We All Experience Loss

In my work in hep C peer support and navigation and as part of the “boomer” generation I have experienced the personal loss of too many and many more people I will never know. This is a sad reality we face week after week. I don’t want to dig into who or what is to blame, but suffice to say that undiagnosed or late diagnosed hep C has been the cause. Yes, it is shameful, even now, how little attention has been given to broad and large-scale testing awareness beyond the efforts of the drug companies who clearly have an interest in more customers, branded or generic.

This is not meant to scare or frighten anyone. Nobody can predict the pace or the progression of damage caused by hep c, and with some people, they can live with the virus for decades with very little liver damage, be cured, and carry on. But for some, the trajectory is not so benign. The loss of wellness or good health is difficult no matter what the cause, and losing the people we care for can be devastating. In this work I have lost many, as I mentioned, and quite honestly it does not get easier or less hurtful as there are more, quite the opposite.

Loss is Never Easy

It is not ever easy for any of us, and this is nothing new I know, and we all deal with loss in different ways. It is as they say “a process” that takes time and typically involves stages of grief. That may be true for you, as it has been for me. Give yourself time, and don’t be surprised if you feel anger, I have more than once. Don’t blame yourself and take on guilt, it only festers the pain of loss.

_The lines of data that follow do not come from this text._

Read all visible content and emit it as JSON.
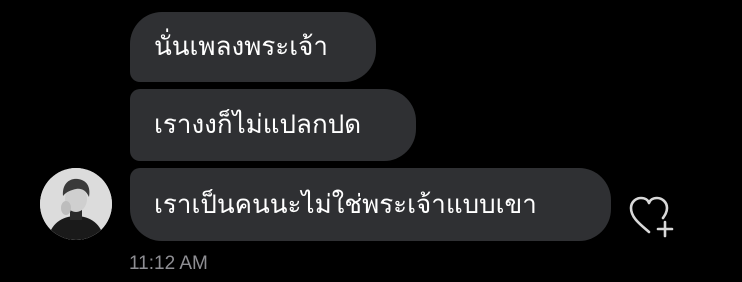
{
  "messages": [
    {
      "text": "นั่นเพลงพระเจ้า"
    },
    {
      "text": "เรางงก็ไม่แปลกปด"
    },
    {
      "text": "เราเป็นคนนะไม่ใช่พระเจ้าแบบเขา"
    }
  ],
  "timestamp": "11:12 AM",
  "icons": {
    "avatar": "avatar",
    "reaction": "heart-plus-icon"
  },
  "colors": {
    "background": "#000000",
    "bubble": "#2f3033",
    "text": "#ffffff",
    "timestamp": "#8e8e93"
  }
}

Ask for help if you need it. Reach out to others and try not to isolate yourself because it will not help over time to face your grief alone. I need a fair amount of time to myself normally, and a little more when I am grieving over loss, so it may help you, just not too much. Things will get better in time, but we need to heal. You will heal, as hard as it feels.

Begining the Healing Process

Healing does not mean you have forgotten your fallen friend, partner, or family member, not at all. Try to remember them when they were well and recall the joyous times they had with you, because these are the best memories, not the days or years of illness. Loss is hard. There are no right or wrong ways to deal with it and as much as we understand it to be a normal part of life, it hurts deeply. Faith can be helpful at these times, if you are a believer, no matter what the faith is. Community is always a place to go for support, whatever that community is.

This article represents the opinions, thoughts, and experiences of the author; none of this content has been paid for by any advertiser. The team does not recommend or endorse any products or treatments discussed herein. Learn more about how we maintain editorial integrity here.